§ Dataset content:
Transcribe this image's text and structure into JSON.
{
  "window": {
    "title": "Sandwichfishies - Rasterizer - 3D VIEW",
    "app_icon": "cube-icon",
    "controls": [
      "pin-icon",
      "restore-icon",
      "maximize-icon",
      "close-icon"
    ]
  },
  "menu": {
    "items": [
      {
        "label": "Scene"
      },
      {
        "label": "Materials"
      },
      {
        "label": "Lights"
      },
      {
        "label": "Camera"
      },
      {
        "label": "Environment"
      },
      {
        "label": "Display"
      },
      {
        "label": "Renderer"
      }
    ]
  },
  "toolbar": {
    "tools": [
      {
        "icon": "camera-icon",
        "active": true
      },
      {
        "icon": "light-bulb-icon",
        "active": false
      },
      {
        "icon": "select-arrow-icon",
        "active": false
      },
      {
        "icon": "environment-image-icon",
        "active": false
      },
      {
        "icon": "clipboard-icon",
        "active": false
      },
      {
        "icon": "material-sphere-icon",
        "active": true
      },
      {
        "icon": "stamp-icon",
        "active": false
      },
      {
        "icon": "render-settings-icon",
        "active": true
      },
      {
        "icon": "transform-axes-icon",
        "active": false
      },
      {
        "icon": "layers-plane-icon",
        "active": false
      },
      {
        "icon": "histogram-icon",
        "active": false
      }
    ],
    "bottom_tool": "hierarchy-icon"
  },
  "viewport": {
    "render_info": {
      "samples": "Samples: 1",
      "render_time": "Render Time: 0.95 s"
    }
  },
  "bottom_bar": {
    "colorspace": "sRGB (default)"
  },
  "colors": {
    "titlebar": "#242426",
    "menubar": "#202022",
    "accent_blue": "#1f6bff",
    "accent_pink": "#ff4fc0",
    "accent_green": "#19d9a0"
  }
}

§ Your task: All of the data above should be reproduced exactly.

§ Exercise response:
Transcribe this image's text and structure into JSON.
{
  "window": {
    "title": "Sandwichfishies - Rasterizer - 3D VIEW",
    "app_icon": "cube-icon",
    "controls": [
      "pin-icon",
      "restore-icon",
      "maximize-icon",
      "close-icon"
    ]
  },
  "menu": {
    "items": [
      {
        "label": "Scene"
      },
      {
        "label": "Materials"
      },
      {
        "label": "Lights"
      },
      {
        "label": "Camera"
      },
      {
        "label": "Environment"
      },
      {
        "label": "Display"
      },
      {
        "label": "Renderer"
      }
    ]
  },
  "toolbar": {
    "tools": [
      {
        "icon": "camera-icon",
        "active": true
      },
      {
        "icon": "light-bulb-icon",
        "active": false
      },
      {
        "icon": "select-arrow-icon",
        "active": false
      },
      {
        "icon": "environment-image-icon",
        "active": false
      },
      {
        "icon": "clipboard-icon",
        "active": false
      },
      {
        "icon": "material-sphere-icon",
        "active": true
      },
      {
        "icon": "stamp-icon",
        "active": false
      },
      {
        "icon": "render-settings-icon",
        "active": true
      },
      {
        "icon": "transform-axes-icon",
        "active": false
      },
      {
        "icon": "layers-plane-icon",
        "active": false
      },
      {
        "icon": "histogram-icon",
        "active": false
      }
    ],
    "bottom_tool": "hierarchy-icon"
  },
  "viewport": {
    "render_info": {
      "samples": "Samples: 1",
      "render_time": "Render Time: 0.95 s"
    }
  },
  "bottom_bar": {
    "colorspace": "sRGB (default)"
  },
  "colors": {
    "titlebar": "#242426",
    "menubar": "#202022",
    "accent_blue": "#1f6bff",
    "accent_pink": "#ff4fc0",
    "accent_green": "#19d9a0"
  }
}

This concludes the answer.